Making older homes warmer, dryer and more comfortable, yet retaining their character
Retrofit is simply the process of making changes to existing buildings so that energy consumption and emissions are reduced. These changes should also provide the benefit of a more comfortable and healthier home with lower fuel bills.
Fabric First approach: “Fabric First” is a simple, straightforward approach aimed at upgrading the fabric (e.g. walls, lofts, floors) of the building first, together with making sure there is the right amount of ventilation, before tackling more complex things such as heating, hot water, or lighting systems. This can be done by improving insulation around the building and reducing heat loss through any ‘leaky’ parts of the house, for example, windows, doors and other gaps. However, care still has to be taken not to cause damp or mould which can be caused due to lack of ventilation, so plugging every nook and cranny isn’t necessarily the right thing to do.

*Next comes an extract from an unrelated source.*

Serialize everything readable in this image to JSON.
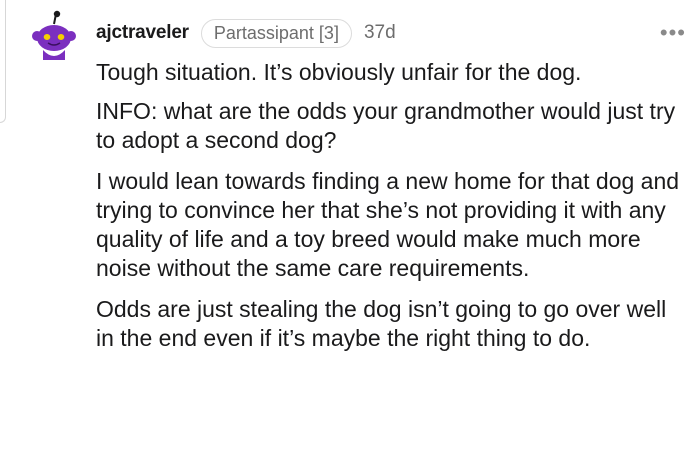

Whole House approach: “Whole House” is where an assessment is carried out by a qualified Retrofit Professional on the whole house – the fabric (e.g. walls, lofts), services and systems (heating, hot water and lighting) and the energy used. Recognising that every home is different, it also takes into account how the occupants live in and use their home and if there any special circumstances affecting the dwelling. A plan is then produced which is usually split into phases. Each phase includes estimated costs of work that can be undertaken, estimated energy savings for each set of measures and the amount of carbon reduction that can be made in each phase. It’s then up to the homeowner to decide which measures are undertaken and when. The plan is developed and managed by a qualified and accredited Retrofit Professional. Improving the building fabric to minimise heat losses and maximise air tightness is sensible because insulation has a relatively low cost, a long-life and should only be required once before 2050 for most properties. Services and systems, by contrast, have a shorter lifespan and will almost certainly need to be replaced every 10-15 years.